The original sculpture was commissioned by the Commonwealth of Virginia in 1786, and Houdon, the pre-eminent French sculptor of the 18th century, executed two of these busts in marble. One was placed in the State Capitol in Richmond, Virginia, and the other in Paris’ City Hall. The latter was destroyed by the Leftists during the French Revolution, along with a number of other sculptures by Houdon.

The Georgetown Current reports [N.B.: see PDF file of the April 28th issue] that recently, an over-enthusiastic Kindergartner wanted to give the Marquis a hug, and upon doing so the bust fell and was damaged. Parents of another student at the school took it upon themselves to pay for the restoration of the bust. In a ceremony this past week the city’s mayor and the French Ambassador, along with the students and faculty, marked the return of the statue to a more secure location, so that hopefully it will not be knocked over again.

One wonders what the future will hold for this young person, who was so struck by the image of Lafayette. Will he or she become a military officer? An historian? A diplomat? Regardless, the Courtier wholeheartedly encourages this child to continue to embrace art and history – albeit metaphorically speaking – from now on.

>St. Lawrence and the Royal Slag Heap

>Today is the Feast of St. Lawrence, a deacon martyred along with Pope St. Sixtus II during the persecutions of the Emperor Valerian. St. Lawrence, a native of Spain, was put to death on August 10th in 258 A.D., in the city of Rome, by being roasted alive on a gridiron. He has been a popular saint for many centuries, as anyone studying art history knows: there are dozens of churches and chapels named for him.

Of all of these structures however, the most famous and impressive is that of The Escorial, more properly The Royal Basilica and Monastery of Saint Laurence, located about half an hour outside outside of Madrid. The nickname “escorial”, or “slag-heap”, refers to the fact that it is located in an arid area of former iron mines, littered with slag and other refuse from the defunct mining operations. The complex not only includes an enormous church and monastery, but also a palace, library, art gallery, gardens, and the necropolis of the kings of Spain. Under the Hapsburgs in particular, it served as the center of imperial power within the country, until the monarchy gradually shifted the locus of power to Madrid.

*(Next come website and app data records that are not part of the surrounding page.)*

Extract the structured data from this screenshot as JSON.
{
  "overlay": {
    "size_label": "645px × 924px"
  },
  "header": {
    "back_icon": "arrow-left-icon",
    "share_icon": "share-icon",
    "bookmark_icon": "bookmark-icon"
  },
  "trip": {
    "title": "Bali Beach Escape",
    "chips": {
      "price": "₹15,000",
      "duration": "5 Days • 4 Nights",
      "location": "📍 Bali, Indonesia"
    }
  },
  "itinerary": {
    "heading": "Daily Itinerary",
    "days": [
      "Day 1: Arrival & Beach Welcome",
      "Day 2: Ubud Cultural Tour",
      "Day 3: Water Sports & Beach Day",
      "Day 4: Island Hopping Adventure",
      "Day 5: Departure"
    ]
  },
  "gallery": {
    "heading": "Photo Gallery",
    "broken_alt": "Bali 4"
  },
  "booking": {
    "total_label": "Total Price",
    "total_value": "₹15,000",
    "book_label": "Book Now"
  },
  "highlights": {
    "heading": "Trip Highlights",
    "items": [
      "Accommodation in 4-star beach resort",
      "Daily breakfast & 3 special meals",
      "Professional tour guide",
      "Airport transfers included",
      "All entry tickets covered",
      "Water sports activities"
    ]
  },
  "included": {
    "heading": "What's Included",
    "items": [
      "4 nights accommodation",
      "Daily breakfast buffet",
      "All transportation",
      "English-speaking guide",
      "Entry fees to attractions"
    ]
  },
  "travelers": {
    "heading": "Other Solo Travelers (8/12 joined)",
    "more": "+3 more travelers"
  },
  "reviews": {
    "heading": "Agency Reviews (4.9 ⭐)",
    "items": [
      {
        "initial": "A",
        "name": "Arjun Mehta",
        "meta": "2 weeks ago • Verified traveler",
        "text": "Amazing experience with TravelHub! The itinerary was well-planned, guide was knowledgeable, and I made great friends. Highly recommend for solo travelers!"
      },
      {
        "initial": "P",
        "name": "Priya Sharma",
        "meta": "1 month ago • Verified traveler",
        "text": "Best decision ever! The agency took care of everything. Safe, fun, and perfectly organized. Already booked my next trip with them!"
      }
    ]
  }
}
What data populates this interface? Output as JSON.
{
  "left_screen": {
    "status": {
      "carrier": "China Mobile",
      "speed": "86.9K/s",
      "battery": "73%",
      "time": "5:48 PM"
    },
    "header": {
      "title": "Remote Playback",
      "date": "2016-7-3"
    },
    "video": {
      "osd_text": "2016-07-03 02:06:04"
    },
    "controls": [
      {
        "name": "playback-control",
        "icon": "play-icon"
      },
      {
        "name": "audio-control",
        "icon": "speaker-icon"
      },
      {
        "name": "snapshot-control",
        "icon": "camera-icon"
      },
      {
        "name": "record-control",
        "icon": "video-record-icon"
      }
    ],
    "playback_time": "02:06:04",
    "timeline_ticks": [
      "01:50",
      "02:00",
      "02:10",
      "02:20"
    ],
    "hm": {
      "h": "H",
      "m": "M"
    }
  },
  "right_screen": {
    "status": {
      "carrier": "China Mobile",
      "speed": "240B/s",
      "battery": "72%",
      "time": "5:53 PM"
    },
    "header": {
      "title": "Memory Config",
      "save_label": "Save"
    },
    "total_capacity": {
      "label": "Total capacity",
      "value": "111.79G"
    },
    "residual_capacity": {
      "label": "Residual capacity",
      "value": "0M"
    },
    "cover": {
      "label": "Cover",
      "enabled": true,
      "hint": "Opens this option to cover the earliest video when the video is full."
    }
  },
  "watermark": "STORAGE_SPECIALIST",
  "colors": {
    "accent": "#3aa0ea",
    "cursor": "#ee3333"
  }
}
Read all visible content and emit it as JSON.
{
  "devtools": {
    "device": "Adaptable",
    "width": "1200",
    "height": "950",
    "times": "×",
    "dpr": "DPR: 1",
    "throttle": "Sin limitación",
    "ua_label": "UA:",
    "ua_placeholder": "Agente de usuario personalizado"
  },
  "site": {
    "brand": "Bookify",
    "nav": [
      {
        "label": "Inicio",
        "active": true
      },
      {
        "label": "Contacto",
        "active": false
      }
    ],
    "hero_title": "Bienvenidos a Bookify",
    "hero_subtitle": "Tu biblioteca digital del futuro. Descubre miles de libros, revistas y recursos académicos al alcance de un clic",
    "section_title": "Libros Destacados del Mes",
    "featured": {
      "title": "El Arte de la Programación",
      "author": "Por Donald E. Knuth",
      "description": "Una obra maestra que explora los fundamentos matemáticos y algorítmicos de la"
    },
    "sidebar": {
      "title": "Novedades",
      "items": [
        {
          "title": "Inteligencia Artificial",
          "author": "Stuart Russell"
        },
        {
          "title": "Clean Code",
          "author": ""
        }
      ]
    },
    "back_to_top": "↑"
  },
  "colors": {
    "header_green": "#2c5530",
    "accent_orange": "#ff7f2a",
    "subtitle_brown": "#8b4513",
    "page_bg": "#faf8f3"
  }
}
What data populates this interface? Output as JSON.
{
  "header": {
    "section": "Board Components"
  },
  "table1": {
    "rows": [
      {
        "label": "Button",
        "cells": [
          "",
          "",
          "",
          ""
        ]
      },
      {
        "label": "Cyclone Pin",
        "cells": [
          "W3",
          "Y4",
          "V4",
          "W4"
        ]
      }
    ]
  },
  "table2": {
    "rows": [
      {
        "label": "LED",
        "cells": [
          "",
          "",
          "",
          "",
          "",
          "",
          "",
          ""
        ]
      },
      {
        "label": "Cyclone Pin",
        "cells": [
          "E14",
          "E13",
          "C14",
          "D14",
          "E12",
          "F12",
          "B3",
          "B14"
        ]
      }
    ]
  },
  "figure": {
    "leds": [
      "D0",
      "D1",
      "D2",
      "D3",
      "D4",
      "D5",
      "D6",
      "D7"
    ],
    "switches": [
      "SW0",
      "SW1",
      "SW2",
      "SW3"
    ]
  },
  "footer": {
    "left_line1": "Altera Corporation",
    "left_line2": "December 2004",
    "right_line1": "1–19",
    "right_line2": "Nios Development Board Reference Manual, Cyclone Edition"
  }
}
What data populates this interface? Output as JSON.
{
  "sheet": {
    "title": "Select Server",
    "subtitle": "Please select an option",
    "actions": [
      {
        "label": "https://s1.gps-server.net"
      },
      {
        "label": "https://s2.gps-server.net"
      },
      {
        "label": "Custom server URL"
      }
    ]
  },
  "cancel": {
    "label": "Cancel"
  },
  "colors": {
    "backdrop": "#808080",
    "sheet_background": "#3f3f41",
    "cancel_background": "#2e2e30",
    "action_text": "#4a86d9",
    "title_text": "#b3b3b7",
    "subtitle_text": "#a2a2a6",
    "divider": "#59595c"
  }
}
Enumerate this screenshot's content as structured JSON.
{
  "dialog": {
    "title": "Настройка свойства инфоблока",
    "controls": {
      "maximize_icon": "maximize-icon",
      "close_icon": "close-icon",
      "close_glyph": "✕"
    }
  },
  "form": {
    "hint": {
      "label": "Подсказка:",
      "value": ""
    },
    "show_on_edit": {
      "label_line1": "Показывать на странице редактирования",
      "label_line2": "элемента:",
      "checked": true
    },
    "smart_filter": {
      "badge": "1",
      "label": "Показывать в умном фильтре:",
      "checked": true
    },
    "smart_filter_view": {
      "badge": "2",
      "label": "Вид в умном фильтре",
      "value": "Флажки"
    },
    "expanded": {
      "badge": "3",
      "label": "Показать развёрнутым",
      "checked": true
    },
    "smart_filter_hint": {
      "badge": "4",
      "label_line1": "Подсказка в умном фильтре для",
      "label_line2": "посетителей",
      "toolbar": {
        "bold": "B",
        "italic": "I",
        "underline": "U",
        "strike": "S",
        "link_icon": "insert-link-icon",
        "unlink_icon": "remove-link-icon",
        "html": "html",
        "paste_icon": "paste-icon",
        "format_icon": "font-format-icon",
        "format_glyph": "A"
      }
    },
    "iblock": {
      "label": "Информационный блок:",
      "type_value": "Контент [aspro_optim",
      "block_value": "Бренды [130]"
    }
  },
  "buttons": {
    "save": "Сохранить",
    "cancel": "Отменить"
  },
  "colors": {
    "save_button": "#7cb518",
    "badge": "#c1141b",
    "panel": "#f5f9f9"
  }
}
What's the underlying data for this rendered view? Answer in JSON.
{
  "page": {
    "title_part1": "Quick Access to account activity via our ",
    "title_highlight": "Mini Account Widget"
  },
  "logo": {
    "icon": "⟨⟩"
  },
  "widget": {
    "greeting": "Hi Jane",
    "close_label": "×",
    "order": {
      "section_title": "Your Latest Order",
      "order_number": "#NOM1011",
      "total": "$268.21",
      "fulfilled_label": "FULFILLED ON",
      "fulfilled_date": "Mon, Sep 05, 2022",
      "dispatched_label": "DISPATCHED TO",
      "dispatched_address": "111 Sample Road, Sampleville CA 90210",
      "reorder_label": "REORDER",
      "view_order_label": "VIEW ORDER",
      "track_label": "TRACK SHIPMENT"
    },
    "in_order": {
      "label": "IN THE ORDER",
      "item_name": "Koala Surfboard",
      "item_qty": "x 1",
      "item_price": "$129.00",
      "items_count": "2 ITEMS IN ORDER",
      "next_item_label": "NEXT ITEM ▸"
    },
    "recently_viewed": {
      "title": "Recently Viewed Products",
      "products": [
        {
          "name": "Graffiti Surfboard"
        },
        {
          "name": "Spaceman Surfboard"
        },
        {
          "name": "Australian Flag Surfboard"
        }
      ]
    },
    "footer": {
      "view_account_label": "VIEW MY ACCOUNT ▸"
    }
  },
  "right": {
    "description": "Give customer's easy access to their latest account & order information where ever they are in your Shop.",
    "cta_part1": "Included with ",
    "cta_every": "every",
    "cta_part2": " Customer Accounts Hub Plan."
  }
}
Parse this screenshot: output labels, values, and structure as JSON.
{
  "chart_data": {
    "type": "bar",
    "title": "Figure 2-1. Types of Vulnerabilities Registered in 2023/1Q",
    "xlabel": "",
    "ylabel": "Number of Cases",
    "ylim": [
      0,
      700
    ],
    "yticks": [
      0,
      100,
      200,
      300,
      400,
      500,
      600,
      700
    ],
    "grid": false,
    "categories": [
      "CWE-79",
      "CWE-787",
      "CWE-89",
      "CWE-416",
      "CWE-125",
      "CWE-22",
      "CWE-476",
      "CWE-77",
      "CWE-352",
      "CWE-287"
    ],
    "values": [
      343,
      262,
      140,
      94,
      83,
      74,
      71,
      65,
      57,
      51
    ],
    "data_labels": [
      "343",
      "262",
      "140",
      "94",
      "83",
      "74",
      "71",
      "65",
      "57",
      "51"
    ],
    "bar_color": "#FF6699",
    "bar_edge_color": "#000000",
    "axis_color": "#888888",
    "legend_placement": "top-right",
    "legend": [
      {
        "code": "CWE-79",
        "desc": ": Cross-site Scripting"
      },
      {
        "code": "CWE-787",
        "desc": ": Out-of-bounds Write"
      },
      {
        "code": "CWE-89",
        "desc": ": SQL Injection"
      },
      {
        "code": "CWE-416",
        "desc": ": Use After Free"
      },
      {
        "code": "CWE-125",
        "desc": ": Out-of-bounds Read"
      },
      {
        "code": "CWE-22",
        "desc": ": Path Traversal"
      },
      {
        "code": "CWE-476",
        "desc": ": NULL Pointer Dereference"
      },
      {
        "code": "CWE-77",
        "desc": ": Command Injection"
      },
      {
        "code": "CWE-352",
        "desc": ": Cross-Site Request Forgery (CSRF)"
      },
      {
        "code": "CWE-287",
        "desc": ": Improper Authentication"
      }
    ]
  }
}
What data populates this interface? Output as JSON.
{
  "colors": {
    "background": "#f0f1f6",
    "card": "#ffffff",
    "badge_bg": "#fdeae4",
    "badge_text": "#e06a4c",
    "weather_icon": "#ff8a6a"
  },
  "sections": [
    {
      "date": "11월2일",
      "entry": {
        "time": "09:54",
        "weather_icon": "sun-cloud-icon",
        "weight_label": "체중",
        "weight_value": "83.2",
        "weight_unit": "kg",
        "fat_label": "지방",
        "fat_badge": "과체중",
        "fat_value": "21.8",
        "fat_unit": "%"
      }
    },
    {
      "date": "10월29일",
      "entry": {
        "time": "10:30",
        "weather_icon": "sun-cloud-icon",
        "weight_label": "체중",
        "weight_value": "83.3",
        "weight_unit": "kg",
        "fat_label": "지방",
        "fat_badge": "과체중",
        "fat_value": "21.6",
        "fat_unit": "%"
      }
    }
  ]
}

El Escorial was commissioned to commemorate an important victory of Philip II over Henry II of France at the Battle of Saint Quentin on the Feast of St. Lawrence in 1557. The layout of the complex, as can be seen in the photo below, resembles a gridiron, supposedly to commemorate the manner of St. Lawrence’s martyrdom. Whether an intentional act or simply happy accident, the gridiron design provided the architects with many patios and courtyards to relieve the stark exterior facade of the building. Descriptions of the Temple of Solomon also had a significant impact on the final product.

There are many things to study and marvel at in the complex. However, one of my favorite portions of the structure is the Patio of the Kings, which serves as the entrance to the basilica itself. The rather severe classical facade features massive statues of six of the (comparatively better) Kings of Judah sculpted by Juan Bautista Monegro, including David and Solomon. It reminded the Kings of Spain, no doubt, when they came to the Basilica that they, too, would have a difficult road to travel if they were to attain Heaven, since even those kings of the Old Testament beloved by God often got themselves into trouble.